After you have found the entertainment that meets your wedding-day expectations, you then need to make sure a written contract is prepared. For your protection, the contract must cover all of the pertinent aspects of the event, leaving no room for assumptions or misunderstandings. Listed below are the items that may be included in the contract, some of which are required and some of which are optional. Your specific needs and the details of your event should be dictated in the contract so that both parties know exactly what is expected from the entertainer.
1. Specify the name of the band or disc jockey that you have selected to be a part of your special day. It is important to identify the actual entertainers that you viewed on a video or a live performance. Make sure there is a clause covering a replacement of a comparable performer(s), should circumstances occur whereby the contracted entertainment becomes unavailable.
2. Carefully review the payment schedule. The payment schedule should include the deposit amount and the terms of payment of the balance. It is not uncommon for the entertainment to require the payment of the balance due several days prior to the wedding date. Provisions for overtime rates should also be made a part of the contract. Most entertainment contracts have a cancellation clause, which may cause you to forfeit your deposit, if the event is canceled. The entertainment provider generally retains the deposit to compensate for the lost booking.
3. Review your event timeline with the entertainment and plan accordingly for their needs. For example, should the event overlap a lunch or dinner hour, the entertainers may require a meal. This may also be necessary if they have traveled a long distance to the venue and require set up of equipment prior to the guests arriving. Also, entertainers traveling to a location outside of their local area may require additional travel fees and lodging. Lodging may be an issue when an event ends late in the evening and the entertainers are unable to travel due to distance and the unreasonable hour. These issues must be addressed in the contract to avoid surprises on the day of your wedding.
If the event requires live musicians, they will normally get a break after each forty-five minutes of performance, unless continuous music is stipulated, which is usually an additional charge. Make sure the contract indicates the break time, generally fifteen to twenty minutes. During the break time, request that background music be provided via CD or other recorded source.
3. Anticipate the challenges, if any, presented by the wedding’s location. Events that are held outside may require that entertainers and their equipment be protected from sun, rain or evening moisture. If the event is at a hotel, the venue can normally provide a canopy or umbrella to shield the entertainers but make sure this is taken care of ahead of time. If special electrical equipment is needed, such as a generator or an additional power source, make sure you carefully review these requirements since these costs can be expensive.
4. Work with your venue to confirm details of the entertainment area. This includes a specific stage size that may be required for the entertainers, and should be specified in the contract. If necessary, provide the different locations for the ceremony, cocktails and reception and the start times of each. Also provide loading instructions for your site, as well as the designated parking area. Parking is usually validated for all entertainers. Make sure you know the fees associated with the venue of choice because parking validations for several entertainers can add up to an expensive proposition when you receive your bill.

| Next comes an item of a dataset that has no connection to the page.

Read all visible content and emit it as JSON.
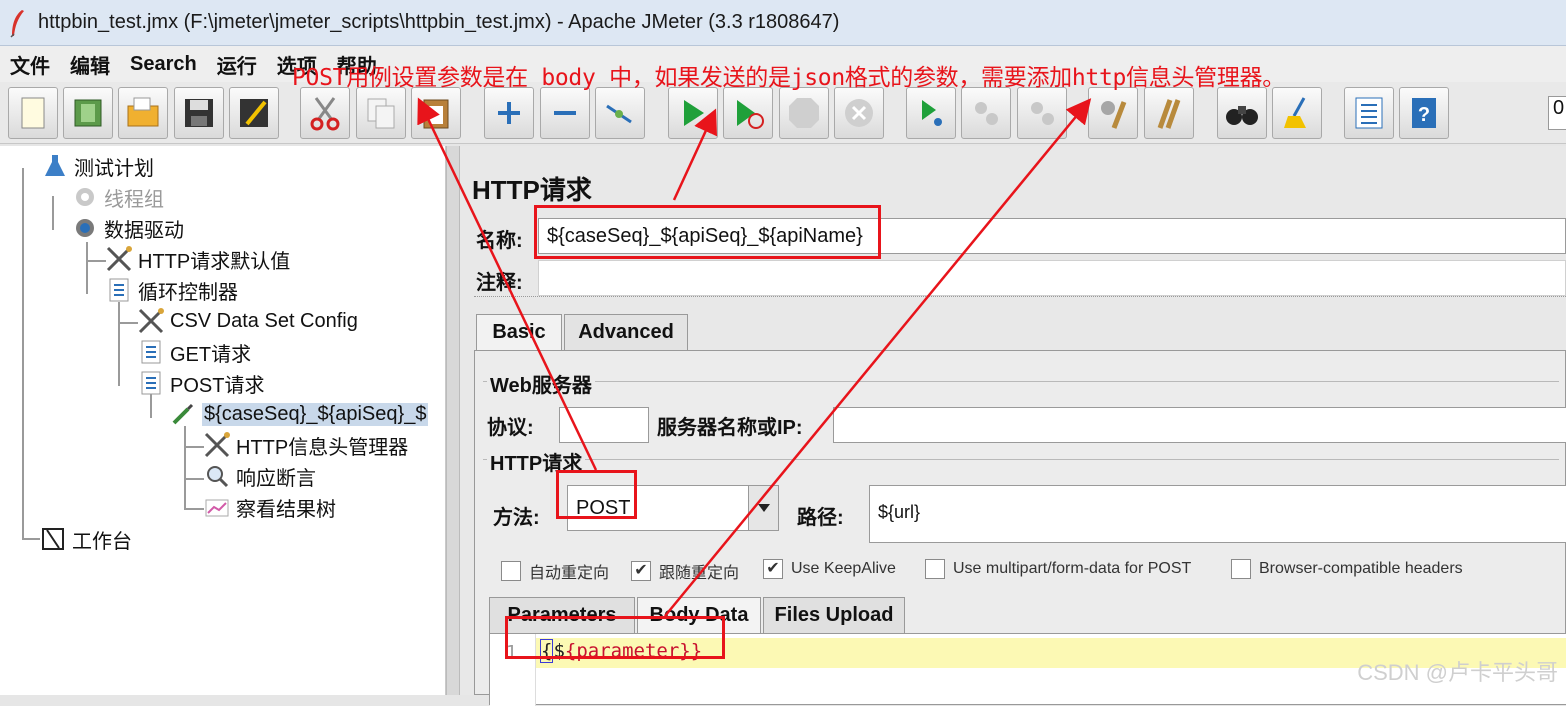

5. Don’t forget to include a due date. A specific date by which the wedding-planner forms need to be returned to the entertainment provider should be included in writing. This gives you the comfort of knowing that the schedule of events can be properly prepared well in advance and any changes can be discussed prior to the wedding date.